Still-Watchable Costume Drama
'Green Dolphin Street' is set in the early Victorian era and features two unusual backgrounds for Hollywood films, New Zealand and the Channel Islands. (Contrary to what some have thought, 'St Pierre' is not in France, but rather in the British-ruled Channel Islands, although the model for the offshore nunnery was clearly Mont-St-Michel in Normandy). The plot centers around two sisters, Marianne and Marguerite, who are both in love with the same man, William. (An added complication is that the girls' mother, in her youth, was in love with William's father, but they were prevented from marrying by the opposition of her parents).
William himself loves Marguerite; indeed, he seems to be unaware that Marianne is in love with him. He persuades the girls' wealthy and influential father to help him to obtain a commission in the Royal Navy. He is, however, a feckless young man and a heavy drinker, and, after getting drunk and missing his ship while in China, deserts from the navy and flees to New Zealand. He meets Timothy, another Channel Islander and fellow-fugitive from justice who has killed a man in a brawl. Timothy is now running a logging business in a remote area of the North Island with the help of Maori workers, and invites William to assist him in his business. The business prospers, and William writes to Marguerite's father, asking for the hand of his daughter in marriage. Unfortunately, he is drunk at the time he writes the letter, and inadvertently writes 'Marianne' rather than 'Marguerite'. Marianne, delighted to think her love is returned, sets off for New Zealand to marry him.
In some respects, 'Green Dolphin Street' is a standard costume drama of its period, a combination of a Jane Austen-style drawing-room romance and an epic of the British Empire. The acting is neither particularly distinguished nor particularly bad. Nevertheless, it has a few interesting features. An earthquake hits the logging camp, and this scene can still generate tension even today, as the special effects are surprisingly well done for a film of this period. The characters are well-drawn and undergo genuine development; the feckless William becomes a more responsible character and comes to appreciate the finer qualities of the wife he has married by mistake. Timothy, a wild character in his youth, also matures. He is himself secretly in love with Marianne, but keeps this a secret as he believes she will be happier with William. (Unlike many of the white settlers, he admires the native Maori population and befriends them rather than treating them with contempt). Marianne, headstrong and determined but capable of sincere love, plays an important role in her husband's success. Back in St Pierre, Marguerite, originally a rather spoiled young woman, develops a religious vocation and enters a nunnery. (The film has a strong, specifically Catholic, religious atmosphere). This is a film that has stayed watchable. 6/10.

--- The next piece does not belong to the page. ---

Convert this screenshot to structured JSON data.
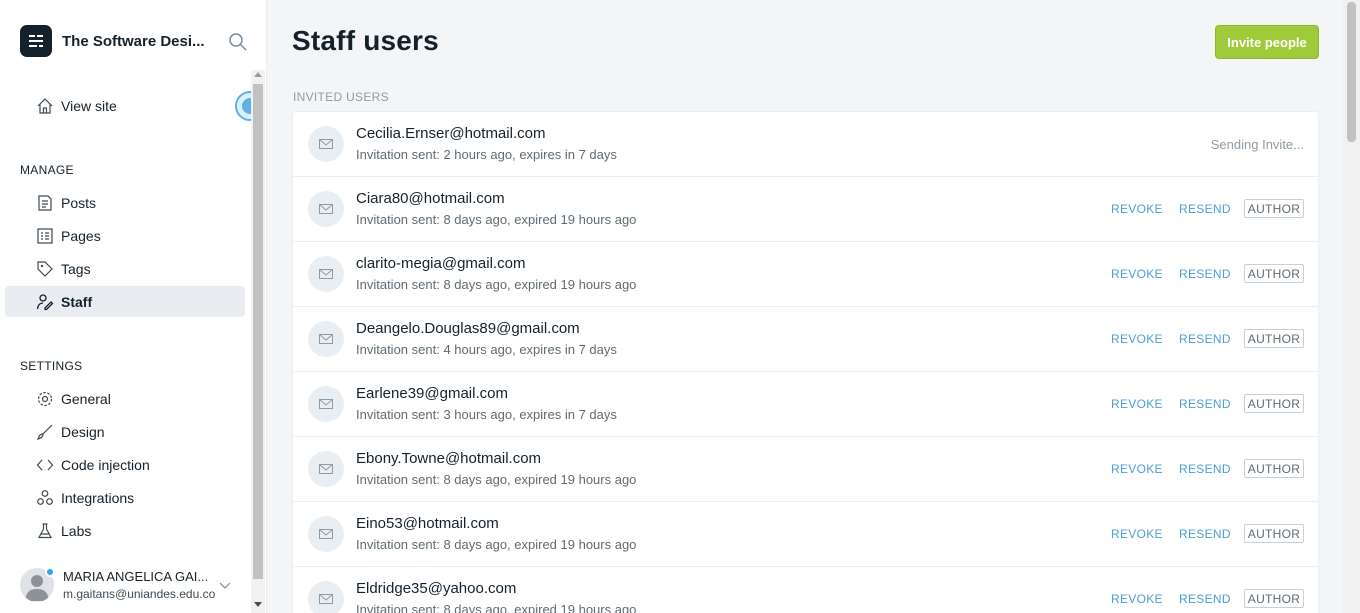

There are a couple of errors that I spotted. The ship's captain talks of having seen a flightless bird larger than an ostrich in New Zealand. This is presumably a reference to the moa, but this bird was already extinct before Europeans first landed in the country. It seems strange that William and Timothy, both fugitives from British justice, should think themselves safe in New Zealand, where they live quite openly under their real names. The country was, after all, a British colony at the time, and they could presumably have been arrested by the local authorities and extradited to Britain.